Over-The-Counter Pain Medications And Hearing Loss

Woman taking pain killers and thinking about her hearing.

You might not be aware that there are consequences linked to aspirin, ibuprofen, and other over-the-counter pain relievers according to new studies.

You’ll want to consider the risks to your hearing that many over-the-counter and prescription pain medication carry before you choose to use them. Younger men, surprisingly, could have a higher risk factor.

What The Research Says About Hearing Loss And Pain Relievers

A thorough, 30-year collaborative study was performed involving researchers from prestigious universities like Harvard, Brigham Young, and Vanderbilt. The researchers asked 27,000 individuals between the ages of 40 and 74, to complete a biennial questionnaire that included several health and lifestyle questions.

Researchers weren’t certain what to expect because the questionnaire was very extensive. But the data demonstrated that over-the-counter pain relievers and loss of hearing had a solid correlation.

They also faced a more startling realization. Men who are under the age of 50 who regularly use acetaminophen were almost twice as likely to have hearing loss. The chance of getting hearing loss is 50/50 for individuals who use aspirin frequently. And there’s a 61% chance that hearing loss will develop in those who use NSAIDs (ibuprofen and naproxen).

It was also striking that consuming low doses frequently appeared to be more detrimental to their hearing than taking higher doses once in a while.

It’s significant to note this correlation, but it doesn’t definitively demonstrate whether the pain relievers in fact caused the hearing loss. Causation can only be demonstrated with additional study.
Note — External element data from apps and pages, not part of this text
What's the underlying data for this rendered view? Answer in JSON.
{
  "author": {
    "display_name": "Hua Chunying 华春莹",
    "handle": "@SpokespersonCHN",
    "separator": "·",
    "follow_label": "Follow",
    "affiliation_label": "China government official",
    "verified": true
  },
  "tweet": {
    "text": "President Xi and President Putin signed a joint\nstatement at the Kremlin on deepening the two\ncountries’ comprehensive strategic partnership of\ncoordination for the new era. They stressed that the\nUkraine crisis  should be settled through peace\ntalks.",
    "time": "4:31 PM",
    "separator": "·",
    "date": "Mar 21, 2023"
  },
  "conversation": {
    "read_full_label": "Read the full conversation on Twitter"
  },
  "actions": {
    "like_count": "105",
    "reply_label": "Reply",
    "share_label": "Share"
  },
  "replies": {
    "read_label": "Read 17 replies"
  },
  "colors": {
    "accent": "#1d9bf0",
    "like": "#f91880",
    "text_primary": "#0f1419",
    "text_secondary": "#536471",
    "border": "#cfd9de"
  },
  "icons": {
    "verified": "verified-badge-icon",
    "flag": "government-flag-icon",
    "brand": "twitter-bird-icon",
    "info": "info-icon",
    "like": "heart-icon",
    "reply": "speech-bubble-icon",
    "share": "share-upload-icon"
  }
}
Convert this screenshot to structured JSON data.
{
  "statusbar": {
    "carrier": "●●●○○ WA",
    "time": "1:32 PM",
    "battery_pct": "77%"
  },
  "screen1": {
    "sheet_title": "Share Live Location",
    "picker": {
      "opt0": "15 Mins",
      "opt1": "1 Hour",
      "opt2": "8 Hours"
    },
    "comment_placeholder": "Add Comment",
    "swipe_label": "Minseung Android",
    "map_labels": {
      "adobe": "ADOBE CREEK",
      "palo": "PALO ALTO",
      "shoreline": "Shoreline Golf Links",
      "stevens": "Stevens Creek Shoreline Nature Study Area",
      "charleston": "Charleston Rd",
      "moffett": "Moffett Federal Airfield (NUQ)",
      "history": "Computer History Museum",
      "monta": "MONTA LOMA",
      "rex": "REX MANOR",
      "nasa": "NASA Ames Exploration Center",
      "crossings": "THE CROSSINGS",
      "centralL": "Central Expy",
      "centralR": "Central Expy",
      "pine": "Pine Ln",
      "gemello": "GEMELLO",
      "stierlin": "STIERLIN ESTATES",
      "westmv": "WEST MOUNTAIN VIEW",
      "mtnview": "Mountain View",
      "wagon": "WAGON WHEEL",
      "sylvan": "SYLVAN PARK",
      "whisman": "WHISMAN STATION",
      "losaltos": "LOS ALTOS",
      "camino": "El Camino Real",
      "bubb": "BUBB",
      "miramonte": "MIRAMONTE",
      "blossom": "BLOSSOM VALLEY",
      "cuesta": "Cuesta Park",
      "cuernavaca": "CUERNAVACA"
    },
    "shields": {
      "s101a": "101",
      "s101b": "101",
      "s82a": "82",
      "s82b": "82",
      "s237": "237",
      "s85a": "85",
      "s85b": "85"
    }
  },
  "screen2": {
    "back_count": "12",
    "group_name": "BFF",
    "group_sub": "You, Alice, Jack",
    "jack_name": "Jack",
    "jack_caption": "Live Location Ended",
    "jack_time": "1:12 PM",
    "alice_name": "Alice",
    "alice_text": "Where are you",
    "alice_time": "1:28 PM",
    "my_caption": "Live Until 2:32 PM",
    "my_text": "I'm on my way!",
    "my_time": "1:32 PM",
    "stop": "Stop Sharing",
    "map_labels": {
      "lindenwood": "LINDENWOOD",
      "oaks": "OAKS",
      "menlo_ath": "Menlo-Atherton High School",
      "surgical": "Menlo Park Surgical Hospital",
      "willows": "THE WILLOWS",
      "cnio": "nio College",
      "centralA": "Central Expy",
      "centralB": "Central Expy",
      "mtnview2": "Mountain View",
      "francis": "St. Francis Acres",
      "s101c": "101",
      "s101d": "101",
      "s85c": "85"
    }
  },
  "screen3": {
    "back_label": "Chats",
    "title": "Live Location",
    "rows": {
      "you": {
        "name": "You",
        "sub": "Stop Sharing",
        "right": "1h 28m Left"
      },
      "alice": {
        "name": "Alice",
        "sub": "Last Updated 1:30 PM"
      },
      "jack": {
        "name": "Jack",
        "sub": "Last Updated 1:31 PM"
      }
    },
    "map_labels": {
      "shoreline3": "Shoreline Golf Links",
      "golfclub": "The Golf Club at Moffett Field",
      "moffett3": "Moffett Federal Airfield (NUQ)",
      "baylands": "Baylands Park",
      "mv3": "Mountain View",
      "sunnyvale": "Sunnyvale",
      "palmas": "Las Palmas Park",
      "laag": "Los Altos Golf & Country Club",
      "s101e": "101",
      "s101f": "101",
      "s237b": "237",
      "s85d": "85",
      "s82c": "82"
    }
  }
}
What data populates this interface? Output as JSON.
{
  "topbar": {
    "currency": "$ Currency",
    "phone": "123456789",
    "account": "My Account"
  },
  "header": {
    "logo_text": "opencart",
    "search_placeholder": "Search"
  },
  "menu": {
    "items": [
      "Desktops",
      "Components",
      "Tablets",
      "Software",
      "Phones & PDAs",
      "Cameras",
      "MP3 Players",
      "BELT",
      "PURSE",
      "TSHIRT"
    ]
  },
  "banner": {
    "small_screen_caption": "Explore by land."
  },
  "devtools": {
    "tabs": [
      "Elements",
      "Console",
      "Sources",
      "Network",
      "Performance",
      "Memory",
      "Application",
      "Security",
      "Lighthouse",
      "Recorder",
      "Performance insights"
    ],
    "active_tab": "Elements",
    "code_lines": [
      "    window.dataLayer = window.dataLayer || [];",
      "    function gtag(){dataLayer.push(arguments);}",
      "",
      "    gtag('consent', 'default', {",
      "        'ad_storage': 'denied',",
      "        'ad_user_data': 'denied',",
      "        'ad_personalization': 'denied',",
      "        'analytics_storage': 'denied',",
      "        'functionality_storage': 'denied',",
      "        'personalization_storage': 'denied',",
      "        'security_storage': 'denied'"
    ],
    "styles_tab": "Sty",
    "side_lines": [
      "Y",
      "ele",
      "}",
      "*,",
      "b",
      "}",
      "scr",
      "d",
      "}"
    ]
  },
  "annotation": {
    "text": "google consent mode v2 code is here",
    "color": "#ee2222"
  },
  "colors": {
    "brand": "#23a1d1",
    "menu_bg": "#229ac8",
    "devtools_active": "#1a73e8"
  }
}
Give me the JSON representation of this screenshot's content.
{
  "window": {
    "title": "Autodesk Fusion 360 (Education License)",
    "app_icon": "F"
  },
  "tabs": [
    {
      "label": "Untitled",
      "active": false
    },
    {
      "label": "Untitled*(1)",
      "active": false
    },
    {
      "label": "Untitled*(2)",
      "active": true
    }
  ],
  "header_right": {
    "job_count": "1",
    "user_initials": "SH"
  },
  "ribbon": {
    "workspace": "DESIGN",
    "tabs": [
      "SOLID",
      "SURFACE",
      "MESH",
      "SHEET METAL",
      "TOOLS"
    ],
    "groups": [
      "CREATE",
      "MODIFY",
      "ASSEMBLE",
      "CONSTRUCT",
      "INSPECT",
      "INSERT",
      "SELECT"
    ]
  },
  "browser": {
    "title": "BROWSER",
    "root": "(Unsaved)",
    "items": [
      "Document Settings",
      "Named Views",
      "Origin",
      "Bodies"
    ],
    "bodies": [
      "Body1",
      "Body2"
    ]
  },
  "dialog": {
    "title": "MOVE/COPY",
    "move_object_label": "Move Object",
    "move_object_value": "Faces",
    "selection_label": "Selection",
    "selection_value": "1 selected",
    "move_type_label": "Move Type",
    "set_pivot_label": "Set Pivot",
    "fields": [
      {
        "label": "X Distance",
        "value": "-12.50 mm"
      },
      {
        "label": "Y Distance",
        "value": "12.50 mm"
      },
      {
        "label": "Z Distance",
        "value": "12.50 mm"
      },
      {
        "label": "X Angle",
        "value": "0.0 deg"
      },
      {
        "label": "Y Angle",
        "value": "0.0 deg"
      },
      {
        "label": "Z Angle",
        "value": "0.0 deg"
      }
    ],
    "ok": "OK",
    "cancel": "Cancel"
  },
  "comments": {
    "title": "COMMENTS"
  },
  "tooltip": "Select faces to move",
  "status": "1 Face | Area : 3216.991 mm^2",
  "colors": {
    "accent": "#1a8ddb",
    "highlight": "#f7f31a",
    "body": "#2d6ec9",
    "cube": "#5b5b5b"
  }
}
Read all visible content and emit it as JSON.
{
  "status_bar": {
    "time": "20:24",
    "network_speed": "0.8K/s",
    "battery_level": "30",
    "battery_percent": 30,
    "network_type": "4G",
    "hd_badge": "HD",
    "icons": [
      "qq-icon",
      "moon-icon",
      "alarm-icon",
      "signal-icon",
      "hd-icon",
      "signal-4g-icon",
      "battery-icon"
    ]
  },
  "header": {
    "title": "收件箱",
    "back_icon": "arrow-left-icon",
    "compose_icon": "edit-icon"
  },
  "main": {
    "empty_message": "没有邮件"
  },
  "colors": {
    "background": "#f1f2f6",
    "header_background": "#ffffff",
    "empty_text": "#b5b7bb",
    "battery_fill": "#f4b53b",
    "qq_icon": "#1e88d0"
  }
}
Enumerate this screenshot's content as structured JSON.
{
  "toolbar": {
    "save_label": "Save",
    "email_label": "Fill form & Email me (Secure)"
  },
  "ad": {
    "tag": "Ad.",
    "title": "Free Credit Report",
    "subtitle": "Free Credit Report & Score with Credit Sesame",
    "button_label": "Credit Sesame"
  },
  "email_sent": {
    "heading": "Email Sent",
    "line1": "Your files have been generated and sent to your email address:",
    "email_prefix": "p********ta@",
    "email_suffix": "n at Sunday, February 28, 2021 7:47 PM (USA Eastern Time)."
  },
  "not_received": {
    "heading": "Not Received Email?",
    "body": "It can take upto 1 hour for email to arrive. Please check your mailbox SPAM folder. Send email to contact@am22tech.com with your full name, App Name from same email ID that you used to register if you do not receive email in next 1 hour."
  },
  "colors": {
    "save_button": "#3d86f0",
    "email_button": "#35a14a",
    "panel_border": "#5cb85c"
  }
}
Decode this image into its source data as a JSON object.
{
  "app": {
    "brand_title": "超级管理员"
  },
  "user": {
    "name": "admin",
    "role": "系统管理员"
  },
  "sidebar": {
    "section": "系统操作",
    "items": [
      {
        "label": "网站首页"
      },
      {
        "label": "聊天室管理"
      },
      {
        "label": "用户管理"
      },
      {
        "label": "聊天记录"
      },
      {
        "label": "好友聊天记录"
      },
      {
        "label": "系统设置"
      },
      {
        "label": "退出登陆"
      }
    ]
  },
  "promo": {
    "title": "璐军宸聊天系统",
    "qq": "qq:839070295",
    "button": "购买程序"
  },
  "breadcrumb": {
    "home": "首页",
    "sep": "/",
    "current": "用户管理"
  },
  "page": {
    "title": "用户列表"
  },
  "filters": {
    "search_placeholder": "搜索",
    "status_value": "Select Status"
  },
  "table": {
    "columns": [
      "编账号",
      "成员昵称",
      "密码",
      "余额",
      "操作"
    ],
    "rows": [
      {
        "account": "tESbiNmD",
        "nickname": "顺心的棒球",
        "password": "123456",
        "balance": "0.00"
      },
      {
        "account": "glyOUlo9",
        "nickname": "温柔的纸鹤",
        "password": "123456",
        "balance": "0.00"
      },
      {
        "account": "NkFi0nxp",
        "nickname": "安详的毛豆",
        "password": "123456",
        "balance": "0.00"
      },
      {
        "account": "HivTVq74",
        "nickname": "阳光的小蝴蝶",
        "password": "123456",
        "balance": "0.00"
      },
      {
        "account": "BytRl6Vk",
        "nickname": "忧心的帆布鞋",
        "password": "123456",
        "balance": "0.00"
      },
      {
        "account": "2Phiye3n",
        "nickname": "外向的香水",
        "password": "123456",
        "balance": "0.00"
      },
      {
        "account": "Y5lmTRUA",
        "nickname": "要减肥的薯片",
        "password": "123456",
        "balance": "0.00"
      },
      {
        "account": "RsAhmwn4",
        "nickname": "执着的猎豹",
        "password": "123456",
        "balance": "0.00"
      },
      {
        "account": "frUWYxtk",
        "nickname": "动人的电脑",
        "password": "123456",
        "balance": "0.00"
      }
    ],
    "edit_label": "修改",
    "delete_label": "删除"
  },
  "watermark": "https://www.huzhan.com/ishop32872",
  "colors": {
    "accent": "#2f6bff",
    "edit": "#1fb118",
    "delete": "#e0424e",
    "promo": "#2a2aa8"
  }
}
But we really should rethink our use of these pain relievers after these persuasive findings.

Present Theories About The Connection Between Hearing Loss And Pain Relievers

There are numerous theories as to why pain relievers might cause hearing loss which researchers have come up with.

Your nerves convey the sensation of pain to your brain. Over-the-counter pain relievers work by decreasing blood flow to specific nerves. This disrupts nerve signals that normally communicate with the brain, so you feel less pain.

There may also be a decrease of blood flow to the inner ear according to scientists. Less blood flow means less oxygen and nutrients. Cells will die from undernourishment if this blood flow is decreased for prolonged periods.

Acetaminophen, which showed the most substantial correlation, could also decrease the generation of a specific protein that helps shield the inner ear from loud noises.

What You Can do?

The most noteworthy revelation was that men under 50 were more likely to be impacted. This is a solemn reminder that hearing impairment can happen at any age. But as you age, if you take the appropriate steps you will have a better chance of protecting your hearing.

While it’s important to note that taking these pain relievers can have some unfavorable repercussions, that doesn’t mean you need to entirely stop using them. Take pain relievers as prescribed and lessen how often you use them if possible.

Look for other pain relief options, including gentle exercise. It would also be a good idea to boost the Omega-3 fat in your diet and reduce foods that cause inflammation. These approaches have been shown to naturally decrease inflammation and pain while enhancing blood flow.

And finally, make an appointment with us for a hearing examination. Keep in mind, you’re never too young to have your hearing tested. If you’re under 50, now is the time to start speaking with us about preventing additional loss of hearing.

Leave a Reply

Your email address will not be published. Required fields are marked *

The site information is for educational and informational purposes only and does not constitute medical advice. To receive personalized advice or treatment, schedule an appointment.